Jul 25 2022Reviewed by Alex Smith
A Tohoku University professor emeritus has found proof of a significant connection between the magnitude of mass extinctions and global temperature changes throughout geologic time.
On July 22nd, 2022, the study was published in the journal Biogeosciences.
Throughout the Phanerozoic Eon (539 million years to the present), unexpected climate change, combined with environmental collapse caused by massive volcanic eruptions and meteorites, has resulted in major mass extinctions.
There have been very few quantitative assessments of the connection between land temperature anomalies and terrestrial animal disappearance to date. Furthermore, marine and terrestrial animals have encountered wildly different extinction rates, which are still unknown.
Professor Emeritus Kunio Kaiho proved that the extinction rates of marine invertebrates and terrestrial tetrapods coincided with variations in global and habitat surface temperatures, irrespective of whether they were cooling or warming.
Loss of species during the “big five” significant extinctions was associated with a >7 °C global cooling and a >7-9 °C global warming for marine animals and a >7 °C global warming for terrestrial tetrapods.
These findings indicate that the bigger the shifts in climate, the larger the mass extinction. They also tell us that any prospective extinction related to human activity will not be of the same proportions when the extinction magnitude changes in conjunction with global surface temperature anomaly.

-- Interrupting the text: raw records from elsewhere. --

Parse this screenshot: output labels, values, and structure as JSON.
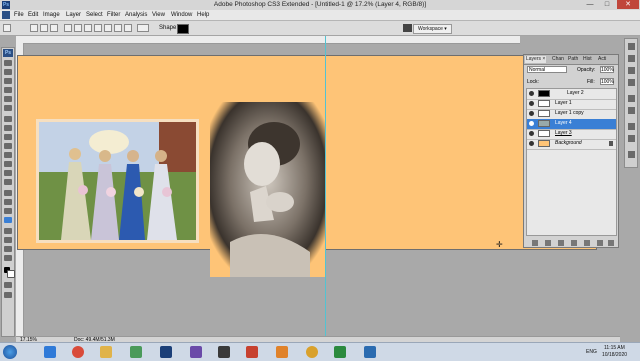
{
  "window": {
    "logo": "Ps",
    "title": "Adobe Photoshop CS3 Extended - [Untitled-1 @ 17.2% (Layer 4, RGB/8)]",
    "minimize": "—",
    "maximize": "□",
    "close": "✕"
  },
  "menu": [
    "File",
    "Edit",
    "Image",
    "Layer",
    "Select",
    "Filter",
    "Analysis",
    "View",
    "Window",
    "Help"
  ],
  "options_bar": {
    "shape_label": "Shape:",
    "workspace_label": "Workspace ▾"
  },
  "toolbox": {
    "badge": "Ps"
  },
  "layers_panel": {
    "tabs": [
      "Layers ×",
      "Chan",
      "Path",
      "Hist",
      "Acti"
    ],
    "blend_mode": "Normal",
    "opacity_label": "Opacity:",
    "opacity_value": "100%",
    "lock_label": "Lock:",
    "fill_label": "Fill:",
    "fill_value": "100%",
    "layers": [
      {
        "name": "Layer 2",
        "selected": false
      },
      {
        "name": "Layer 1",
        "selected": false
      },
      {
        "name": "Layer 1 copy",
        "selected": false
      },
      {
        "name": "Layer 4",
        "selected": true
      },
      {
        "name": "Layer 3",
        "selected": false
      },
      {
        "name": "Background",
        "selected": false
      }
    ]
  },
  "status": {
    "zoom": "17.15%",
    "doc": "Doc: 49.4M/51.3M"
  },
  "taskbar": {
    "lang": "ENG",
    "time": "11:15 AM",
    "date": "10/18/2020"
  },
  "colors": {
    "canvas_bg": "#fec477",
    "selected_layer": "#3a7fd5",
    "guide": "#53c3d2"
  }
}
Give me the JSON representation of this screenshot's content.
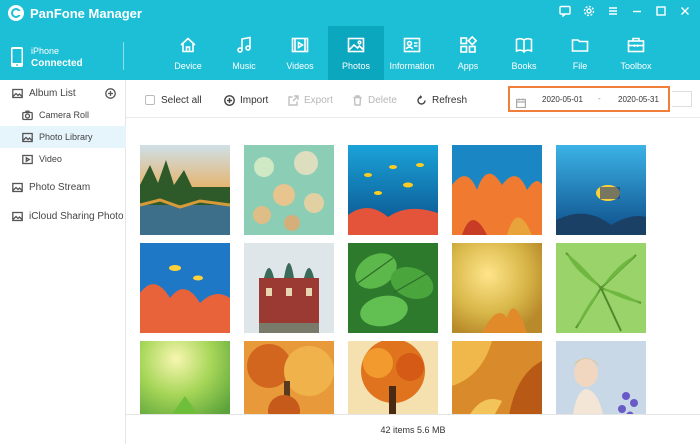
{
  "app": {
    "title": "PanFone Manager"
  },
  "device": {
    "name": "iPhone",
    "status": "Connected"
  },
  "nav": {
    "items": [
      {
        "label": "Device",
        "icon": "home-icon"
      },
      {
        "label": "Music",
        "icon": "music-icon"
      },
      {
        "label": "Videos",
        "icon": "video-icon"
      },
      {
        "label": "Photos",
        "icon": "photo-icon",
        "active": true
      },
      {
        "label": "Information",
        "icon": "contact-card-icon"
      },
      {
        "label": "Apps",
        "icon": "apps-icon"
      },
      {
        "label": "Books",
        "icon": "book-icon"
      },
      {
        "label": "File",
        "icon": "folder-icon"
      },
      {
        "label": "Toolbox",
        "icon": "toolbox-icon"
      }
    ]
  },
  "sidebar": {
    "album_list": "Album List",
    "items": [
      {
        "label": "Camera Roll",
        "icon": "camera-icon"
      },
      {
        "label": "Photo Library",
        "icon": "image-icon",
        "selected": true
      },
      {
        "label": "Video",
        "icon": "play-icon"
      }
    ],
    "photo_stream": "Photo Stream",
    "icloud": "iCloud Sharing Photo"
  },
  "toolbar": {
    "select_all": "Select all",
    "import": "Import",
    "export": "Export",
    "delete": "Delete",
    "refresh": "Refresh"
  },
  "date_filter": {
    "start": "2020-05-01",
    "separator": "-",
    "end": "2020-05-31"
  },
  "status": {
    "summary": "42 items 5.6 MB"
  },
  "colors": {
    "header": "#1dbfd6",
    "nav_active": "#0aa7bf",
    "highlight": "#ef7f3a",
    "selected_row": "#e6f4fb"
  }
}
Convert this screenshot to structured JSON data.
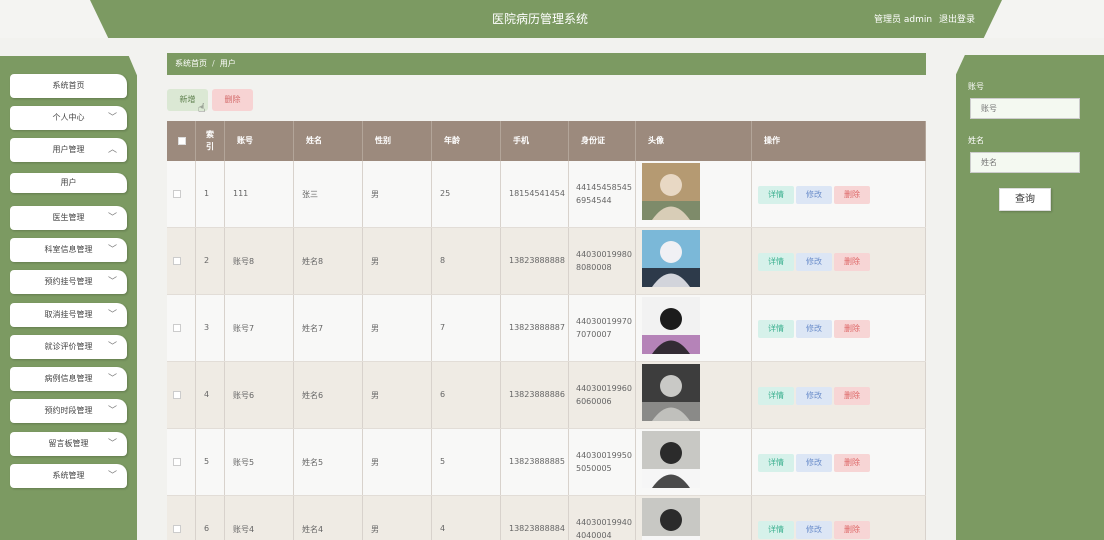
{
  "header": {
    "title": "医院病历管理系统",
    "user_label": "管理员 admin",
    "logout": "退出登录"
  },
  "sidebar": {
    "items": [
      {
        "label": "系统首页",
        "chevron": ""
      },
      {
        "label": "个人中心",
        "chevron": "chevron-down"
      },
      {
        "label": "用户管理",
        "chevron": "chevron-up"
      },
      {
        "label": "用户",
        "chevron": ""
      },
      {
        "label": "医生管理",
        "chevron": "chevron-down"
      },
      {
        "label": "科室信息管理",
        "chevron": "chevron-down"
      },
      {
        "label": "预约挂号管理",
        "chevron": "chevron-down"
      },
      {
        "label": "取消挂号管理",
        "chevron": "chevron-down"
      },
      {
        "label": "就诊评价管理",
        "chevron": "chevron-down"
      },
      {
        "label": "病例信息管理",
        "chevron": "chevron-down"
      },
      {
        "label": "预约时段管理",
        "chevron": "chevron-down"
      },
      {
        "label": "留言板管理",
        "chevron": "chevron-down"
      },
      {
        "label": "系统管理",
        "chevron": "chevron-down"
      }
    ]
  },
  "breadcrumb": {
    "home": "系统首页",
    "separator": "/",
    "current": "用户"
  },
  "toolbar": {
    "add": "新增",
    "delete": "删除"
  },
  "table": {
    "columns": [
      "",
      "索引",
      "账号",
      "姓名",
      "性别",
      "年龄",
      "手机",
      "身份证",
      "头像",
      "操作"
    ],
    "rows": [
      {
        "index": "1",
        "account": "111",
        "name": "张三",
        "gender": "男",
        "age": "25",
        "phone": "18154541454",
        "id_card": "441454585456954544"
      },
      {
        "index": "2",
        "account": "账号8",
        "name": "姓名8",
        "gender": "男",
        "age": "8",
        "phone": "13823888888",
        "id_card": "440300199808080008"
      },
      {
        "index": "3",
        "account": "账号7",
        "name": "姓名7",
        "gender": "男",
        "age": "7",
        "phone": "13823888887",
        "id_card": "440300199707070007"
      },
      {
        "index": "4",
        "account": "账号6",
        "name": "姓名6",
        "gender": "男",
        "age": "6",
        "phone": "13823888886",
        "id_card": "440300199606060006"
      },
      {
        "index": "5",
        "account": "账号5",
        "name": "姓名5",
        "gender": "男",
        "age": "5",
        "phone": "13823888885",
        "id_card": "440300199505050005"
      },
      {
        "index": "6",
        "account": "账号4",
        "name": "姓名4",
        "gender": "男",
        "age": "4",
        "phone": "13823888884",
        "id_card": "440300199404040004"
      }
    ],
    "actions": {
      "view": "详情",
      "edit": "修改",
      "delete": "删除"
    }
  },
  "search": {
    "account_label": "账号",
    "account_placeholder": "账号",
    "name_label": "姓名",
    "name_placeholder": "姓名",
    "button": "查询"
  },
  "colors": {
    "accent": "#7c9a62",
    "table_header": "#9c8a7d"
  }
}
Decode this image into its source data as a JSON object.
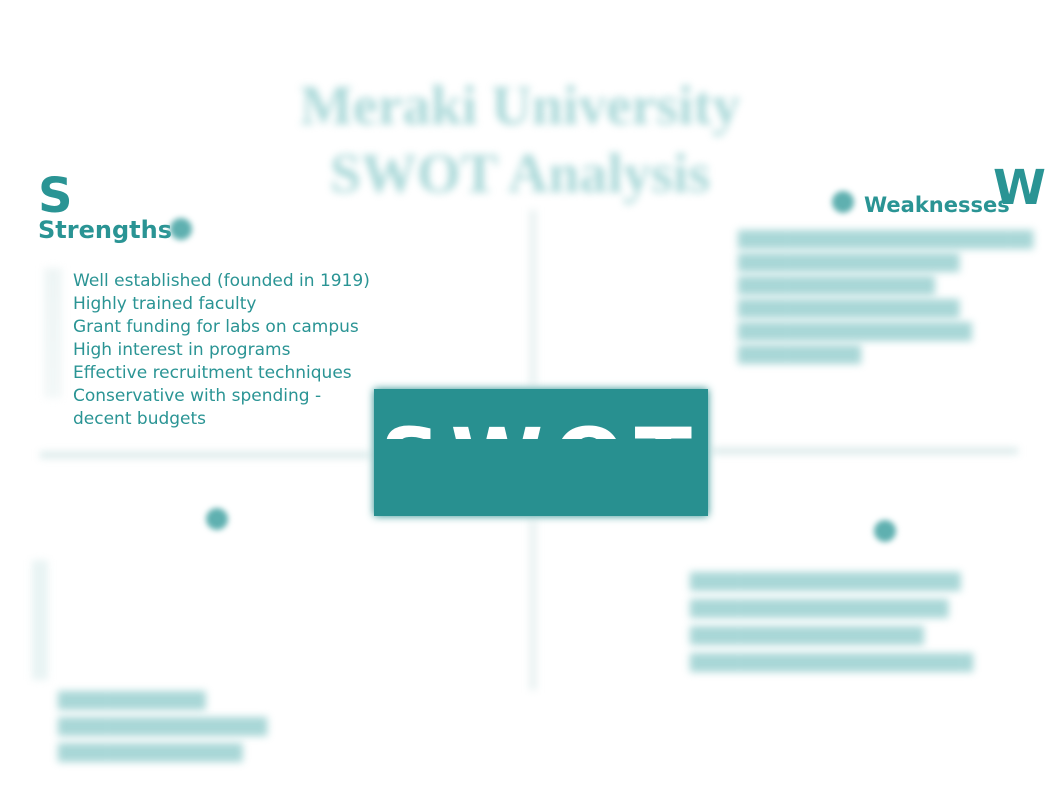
{
  "document": {
    "title_line1": "Meraki University",
    "title_line2": "SWOT Analysis",
    "center_label": "SWOT",
    "accent_color": "#2a9494"
  },
  "strengths": {
    "letter": "S",
    "heading": "Strengths",
    "items": [
      "Well established (founded in 1919)",
      "Highly trained faculty",
      "Grant funding for labs on campus",
      "High interest in programs",
      "Effective recruitment techniques",
      "Conservative with spending - decent budgets"
    ]
  },
  "weaknesses": {
    "letter": "W",
    "heading": "Weaknesses",
    "items": [
      "████████████████████████",
      "██████████████████",
      "████████████████",
      "██████████████████",
      "███████████████████",
      "██████████"
    ]
  },
  "opportunities": {
    "items": [
      "████████████",
      "█████████████████",
      "███████████████"
    ]
  },
  "threats": {
    "items": [
      "██████████████████████",
      "█████████████████████",
      "███████████████████",
      "███████████████████████"
    ]
  }
}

Kunio Kaiho, Professor Emeritus, Tohoku University Creating Global Excellence
According to Kaiho, a 5.2 °C temperature rise in overall global temperature would lead to a mass extinction event similar to the previous ones. However, according to the findings of this study, the temperature must rise by 9 °C, which will not occur until 2500 in the worst-case scenario.
“Although predicting the extent of future extinctions is difficult because causes will differ from preceding ones, there is sufficient evidence to suggest that any forthcoming extinction will not reach past magnitudes if global surface temperature anomalies and other environmental anomalies correspondingly change,” Kaiho said.
Kaiho also discovered that terrestrial tetrapods have a lower tolerance for global warming events than marine animals. However, marine animals were less tolerant of the same temperature variations as terrestrial animals. This is because the temperature anomaly on land is 2.2 times greater than the sea surface temperature. These occurrences are consistent with continual extinction patterns.
Looking forward, Kaiho hopes to forecast future animal extinction magnitudes between 2000 and 2500.
Kaiho, K., et al. (2022) Relationship between extinction magnitude and climate change during major marine and terrestrial animal crises. Biogeosciences. doi.org/10.5194/bg-19-3369-2022.